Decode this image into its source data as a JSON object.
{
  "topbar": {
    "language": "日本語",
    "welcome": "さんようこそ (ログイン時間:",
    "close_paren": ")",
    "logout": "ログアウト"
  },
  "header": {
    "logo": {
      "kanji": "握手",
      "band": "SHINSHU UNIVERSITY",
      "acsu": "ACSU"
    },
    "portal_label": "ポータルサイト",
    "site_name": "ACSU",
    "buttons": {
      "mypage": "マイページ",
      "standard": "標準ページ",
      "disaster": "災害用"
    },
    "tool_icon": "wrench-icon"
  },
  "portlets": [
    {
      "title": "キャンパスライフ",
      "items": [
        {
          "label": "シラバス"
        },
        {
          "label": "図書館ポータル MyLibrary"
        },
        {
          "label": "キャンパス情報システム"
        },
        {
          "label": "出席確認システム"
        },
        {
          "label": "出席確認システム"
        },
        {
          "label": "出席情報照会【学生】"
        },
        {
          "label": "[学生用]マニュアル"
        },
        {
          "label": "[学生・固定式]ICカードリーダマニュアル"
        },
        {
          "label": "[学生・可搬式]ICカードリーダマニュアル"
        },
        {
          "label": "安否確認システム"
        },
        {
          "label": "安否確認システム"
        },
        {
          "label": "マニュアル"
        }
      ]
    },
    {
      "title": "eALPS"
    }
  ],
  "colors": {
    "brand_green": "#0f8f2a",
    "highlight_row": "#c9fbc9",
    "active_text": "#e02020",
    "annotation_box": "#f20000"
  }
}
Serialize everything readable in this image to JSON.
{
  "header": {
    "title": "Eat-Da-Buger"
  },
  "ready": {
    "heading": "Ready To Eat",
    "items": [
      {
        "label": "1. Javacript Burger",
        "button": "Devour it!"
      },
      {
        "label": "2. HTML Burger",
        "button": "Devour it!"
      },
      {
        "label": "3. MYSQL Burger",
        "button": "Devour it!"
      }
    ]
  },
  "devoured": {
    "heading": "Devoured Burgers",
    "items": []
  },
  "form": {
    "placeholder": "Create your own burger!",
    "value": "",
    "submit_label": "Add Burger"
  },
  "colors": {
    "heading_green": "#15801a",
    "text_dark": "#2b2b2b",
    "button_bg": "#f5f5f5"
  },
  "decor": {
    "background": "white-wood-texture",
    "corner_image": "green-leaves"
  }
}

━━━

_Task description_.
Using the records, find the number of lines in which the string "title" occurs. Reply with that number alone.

_Completed exercise_.
3